START RECORD EXCERPTS

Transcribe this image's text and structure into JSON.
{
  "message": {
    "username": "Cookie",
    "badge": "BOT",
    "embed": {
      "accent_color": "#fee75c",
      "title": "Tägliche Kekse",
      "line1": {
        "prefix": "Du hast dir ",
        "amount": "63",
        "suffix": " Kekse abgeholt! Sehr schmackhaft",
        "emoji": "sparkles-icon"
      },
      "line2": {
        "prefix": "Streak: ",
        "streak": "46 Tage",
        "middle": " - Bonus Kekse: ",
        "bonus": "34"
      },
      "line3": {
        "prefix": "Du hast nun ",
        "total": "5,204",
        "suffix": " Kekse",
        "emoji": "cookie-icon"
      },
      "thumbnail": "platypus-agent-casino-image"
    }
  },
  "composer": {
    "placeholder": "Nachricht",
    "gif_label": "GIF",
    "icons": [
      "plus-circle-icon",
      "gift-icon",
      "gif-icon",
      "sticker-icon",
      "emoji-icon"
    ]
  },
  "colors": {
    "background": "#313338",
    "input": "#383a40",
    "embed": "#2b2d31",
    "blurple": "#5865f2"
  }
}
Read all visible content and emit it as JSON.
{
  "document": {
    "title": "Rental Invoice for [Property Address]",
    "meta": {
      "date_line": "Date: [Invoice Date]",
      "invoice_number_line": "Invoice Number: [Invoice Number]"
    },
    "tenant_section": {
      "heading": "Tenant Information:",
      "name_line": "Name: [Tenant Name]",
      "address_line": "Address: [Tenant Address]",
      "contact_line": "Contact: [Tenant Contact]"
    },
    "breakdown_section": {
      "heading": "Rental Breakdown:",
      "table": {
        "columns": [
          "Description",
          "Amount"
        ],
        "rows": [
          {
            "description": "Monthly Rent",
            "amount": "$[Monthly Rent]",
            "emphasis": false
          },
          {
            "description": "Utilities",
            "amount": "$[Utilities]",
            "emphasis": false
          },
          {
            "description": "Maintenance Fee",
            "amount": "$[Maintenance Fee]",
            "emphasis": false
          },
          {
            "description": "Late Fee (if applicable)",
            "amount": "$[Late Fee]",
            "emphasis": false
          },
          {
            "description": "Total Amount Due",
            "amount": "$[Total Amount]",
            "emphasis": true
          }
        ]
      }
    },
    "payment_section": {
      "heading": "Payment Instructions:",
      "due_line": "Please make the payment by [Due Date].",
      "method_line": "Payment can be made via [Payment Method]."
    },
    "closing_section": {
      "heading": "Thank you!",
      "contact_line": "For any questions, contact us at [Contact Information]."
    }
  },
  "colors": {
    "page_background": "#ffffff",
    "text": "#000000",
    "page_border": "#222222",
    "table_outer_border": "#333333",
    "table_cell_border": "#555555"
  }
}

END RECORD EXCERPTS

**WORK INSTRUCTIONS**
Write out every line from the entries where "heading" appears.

**TASK OUTPUT**
      "heading": "Tenant Information:",
      "heading": "Rental Breakdown:",
      "heading": "Payment Instructions:",
      "heading": "Thank you!",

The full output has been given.